PROBLEM STATEMENT: Copy every line below that has the word "icon" in it.

------------------------------------------------------------------------

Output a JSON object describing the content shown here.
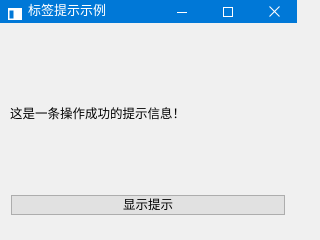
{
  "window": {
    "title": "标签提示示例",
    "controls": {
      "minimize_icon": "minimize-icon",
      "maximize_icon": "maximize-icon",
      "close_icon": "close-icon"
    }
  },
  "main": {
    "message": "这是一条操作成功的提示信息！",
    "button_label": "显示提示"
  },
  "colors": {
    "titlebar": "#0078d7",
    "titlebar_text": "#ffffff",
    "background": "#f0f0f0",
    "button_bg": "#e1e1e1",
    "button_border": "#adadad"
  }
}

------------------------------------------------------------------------

ANSWER FOR THE TASK:
      "minimize_icon": "minimize-icon",
      "maximize_icon": "maximize-icon",
      "close_icon": "close-icon"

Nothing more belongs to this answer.